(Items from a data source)
* * * * * * * * *
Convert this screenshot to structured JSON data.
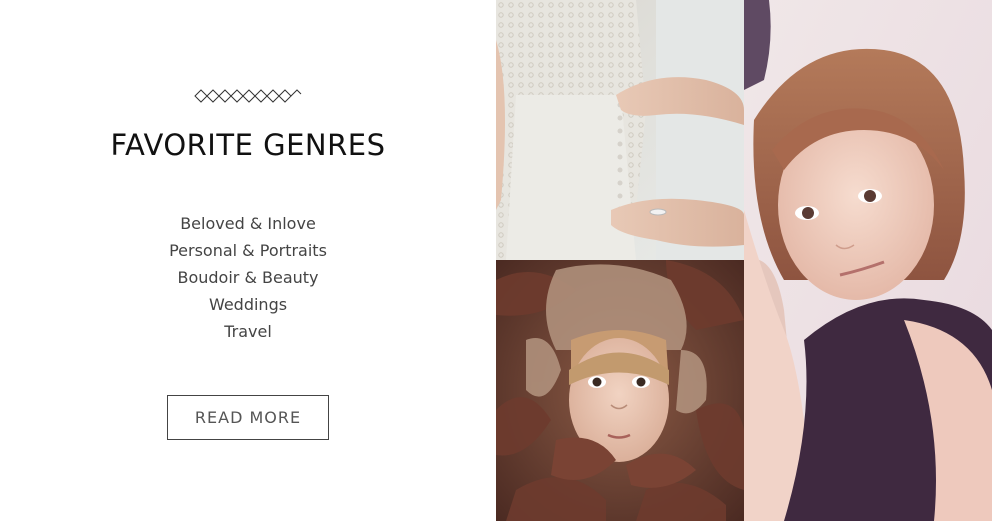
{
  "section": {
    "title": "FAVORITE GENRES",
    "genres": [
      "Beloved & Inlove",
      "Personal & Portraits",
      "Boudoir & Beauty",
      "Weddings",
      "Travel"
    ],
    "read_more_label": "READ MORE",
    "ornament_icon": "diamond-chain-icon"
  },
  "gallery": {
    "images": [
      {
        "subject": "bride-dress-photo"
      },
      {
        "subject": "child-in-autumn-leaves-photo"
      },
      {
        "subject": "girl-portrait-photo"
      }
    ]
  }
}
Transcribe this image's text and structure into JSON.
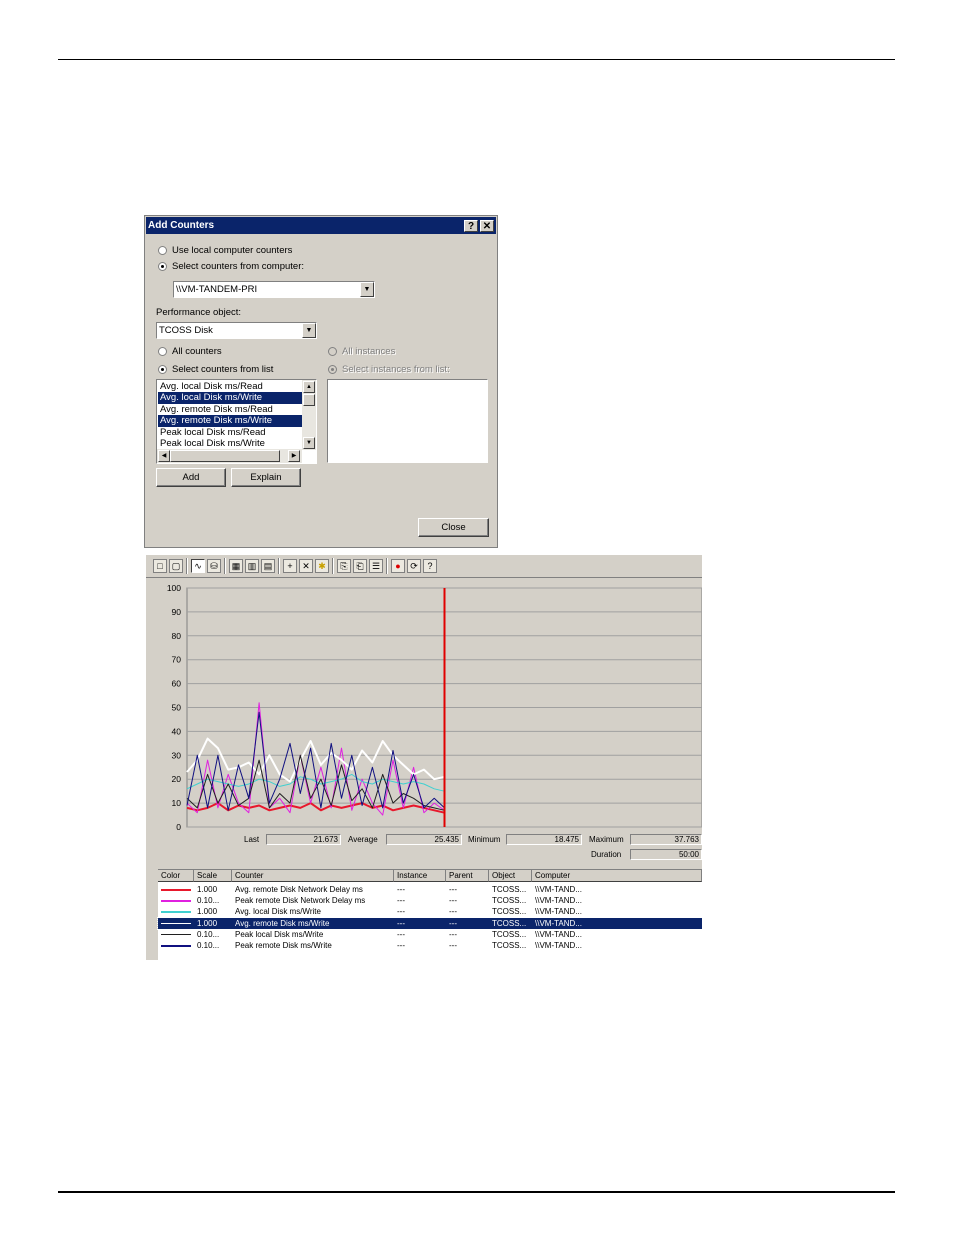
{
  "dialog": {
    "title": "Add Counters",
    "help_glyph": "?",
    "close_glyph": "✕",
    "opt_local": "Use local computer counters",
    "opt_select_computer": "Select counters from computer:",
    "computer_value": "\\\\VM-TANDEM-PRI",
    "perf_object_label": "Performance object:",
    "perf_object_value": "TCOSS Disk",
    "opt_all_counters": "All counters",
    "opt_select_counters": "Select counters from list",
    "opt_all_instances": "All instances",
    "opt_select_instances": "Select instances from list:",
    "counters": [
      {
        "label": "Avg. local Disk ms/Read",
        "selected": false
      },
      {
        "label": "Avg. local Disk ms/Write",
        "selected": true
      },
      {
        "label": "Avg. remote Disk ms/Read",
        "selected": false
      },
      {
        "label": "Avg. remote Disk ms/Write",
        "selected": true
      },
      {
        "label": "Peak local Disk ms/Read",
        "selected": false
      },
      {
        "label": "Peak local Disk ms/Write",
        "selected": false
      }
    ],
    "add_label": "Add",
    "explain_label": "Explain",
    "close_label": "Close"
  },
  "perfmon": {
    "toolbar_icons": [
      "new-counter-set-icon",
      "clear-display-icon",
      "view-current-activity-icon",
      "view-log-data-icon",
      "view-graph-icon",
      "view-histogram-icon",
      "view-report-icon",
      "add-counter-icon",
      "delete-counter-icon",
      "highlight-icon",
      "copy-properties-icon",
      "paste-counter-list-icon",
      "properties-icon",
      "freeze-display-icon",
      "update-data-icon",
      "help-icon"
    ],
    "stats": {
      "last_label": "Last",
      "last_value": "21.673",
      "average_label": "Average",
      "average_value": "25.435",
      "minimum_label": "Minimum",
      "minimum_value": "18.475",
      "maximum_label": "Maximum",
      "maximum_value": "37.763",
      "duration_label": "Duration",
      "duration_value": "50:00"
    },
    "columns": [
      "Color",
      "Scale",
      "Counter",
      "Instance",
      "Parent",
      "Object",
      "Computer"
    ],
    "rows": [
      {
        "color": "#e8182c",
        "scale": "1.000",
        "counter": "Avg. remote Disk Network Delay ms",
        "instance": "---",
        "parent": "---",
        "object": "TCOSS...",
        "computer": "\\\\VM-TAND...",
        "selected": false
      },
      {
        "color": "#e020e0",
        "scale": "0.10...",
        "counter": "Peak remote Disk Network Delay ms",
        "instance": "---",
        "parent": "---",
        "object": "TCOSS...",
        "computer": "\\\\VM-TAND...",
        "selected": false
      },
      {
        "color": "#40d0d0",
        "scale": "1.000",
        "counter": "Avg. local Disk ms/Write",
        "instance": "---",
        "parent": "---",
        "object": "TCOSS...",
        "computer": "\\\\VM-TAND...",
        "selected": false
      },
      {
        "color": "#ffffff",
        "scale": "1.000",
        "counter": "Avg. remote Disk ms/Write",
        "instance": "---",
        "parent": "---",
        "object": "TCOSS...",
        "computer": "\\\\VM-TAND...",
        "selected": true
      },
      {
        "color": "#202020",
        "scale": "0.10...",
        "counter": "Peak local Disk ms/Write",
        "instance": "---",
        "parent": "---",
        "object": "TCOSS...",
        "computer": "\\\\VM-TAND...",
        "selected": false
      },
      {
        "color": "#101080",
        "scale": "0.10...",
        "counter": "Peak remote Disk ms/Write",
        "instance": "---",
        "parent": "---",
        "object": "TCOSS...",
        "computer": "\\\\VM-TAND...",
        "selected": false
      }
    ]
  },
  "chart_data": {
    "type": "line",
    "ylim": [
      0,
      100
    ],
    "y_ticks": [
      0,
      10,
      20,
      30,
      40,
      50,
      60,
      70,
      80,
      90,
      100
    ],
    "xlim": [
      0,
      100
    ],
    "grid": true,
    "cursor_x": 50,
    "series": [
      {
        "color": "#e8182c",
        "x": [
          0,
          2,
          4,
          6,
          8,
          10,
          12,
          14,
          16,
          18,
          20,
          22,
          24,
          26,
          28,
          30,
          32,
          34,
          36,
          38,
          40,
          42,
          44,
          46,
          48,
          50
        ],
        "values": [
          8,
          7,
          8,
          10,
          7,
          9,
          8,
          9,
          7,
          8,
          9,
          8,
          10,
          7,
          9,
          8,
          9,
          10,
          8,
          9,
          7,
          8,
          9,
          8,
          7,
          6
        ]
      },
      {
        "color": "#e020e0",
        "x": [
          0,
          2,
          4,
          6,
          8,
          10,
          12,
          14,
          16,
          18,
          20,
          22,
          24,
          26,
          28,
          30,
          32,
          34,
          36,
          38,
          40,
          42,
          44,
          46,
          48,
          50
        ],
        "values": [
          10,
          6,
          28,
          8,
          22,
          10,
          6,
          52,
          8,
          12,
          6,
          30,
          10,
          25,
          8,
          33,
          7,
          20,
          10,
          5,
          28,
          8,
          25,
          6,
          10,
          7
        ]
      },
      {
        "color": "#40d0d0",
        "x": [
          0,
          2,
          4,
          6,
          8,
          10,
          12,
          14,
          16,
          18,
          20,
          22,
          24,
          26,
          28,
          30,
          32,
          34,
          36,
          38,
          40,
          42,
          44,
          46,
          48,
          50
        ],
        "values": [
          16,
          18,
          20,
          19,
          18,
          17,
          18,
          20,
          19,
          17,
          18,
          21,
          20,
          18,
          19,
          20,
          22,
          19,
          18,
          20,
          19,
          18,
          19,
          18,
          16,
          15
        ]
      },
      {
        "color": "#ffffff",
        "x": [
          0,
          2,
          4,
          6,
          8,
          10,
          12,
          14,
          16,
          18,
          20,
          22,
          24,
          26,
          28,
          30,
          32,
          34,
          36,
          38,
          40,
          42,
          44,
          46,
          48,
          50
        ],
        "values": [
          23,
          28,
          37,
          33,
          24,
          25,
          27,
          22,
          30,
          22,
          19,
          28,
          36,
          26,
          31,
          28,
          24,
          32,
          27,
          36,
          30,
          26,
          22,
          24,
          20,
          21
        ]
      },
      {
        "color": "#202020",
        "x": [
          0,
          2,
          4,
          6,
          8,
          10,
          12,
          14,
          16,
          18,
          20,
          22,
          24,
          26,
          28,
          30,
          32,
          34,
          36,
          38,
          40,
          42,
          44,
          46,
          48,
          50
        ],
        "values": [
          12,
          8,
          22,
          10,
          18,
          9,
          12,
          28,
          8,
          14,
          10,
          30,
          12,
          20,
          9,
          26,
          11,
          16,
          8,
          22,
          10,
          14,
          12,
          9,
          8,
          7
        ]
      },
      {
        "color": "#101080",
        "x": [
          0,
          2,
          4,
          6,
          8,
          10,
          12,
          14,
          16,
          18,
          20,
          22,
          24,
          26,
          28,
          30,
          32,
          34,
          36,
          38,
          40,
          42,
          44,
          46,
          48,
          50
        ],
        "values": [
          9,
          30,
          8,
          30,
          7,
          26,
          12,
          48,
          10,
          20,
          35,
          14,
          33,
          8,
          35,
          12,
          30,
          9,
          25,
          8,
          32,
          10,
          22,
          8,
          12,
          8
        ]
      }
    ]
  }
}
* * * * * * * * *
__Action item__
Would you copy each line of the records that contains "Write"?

__Result for this task__
        "label": "Avg. local Disk ms/Write",
        "label": "Avg. remote Disk ms/Write",
        "label": "Peak local Disk ms/Write",
        "counter": "Avg. local Disk ms/Write",
        "counter": "Avg. remote Disk ms/Write",
        "counter": "Peak local Disk ms/Write",
        "counter": "Peak remote Disk ms/Write",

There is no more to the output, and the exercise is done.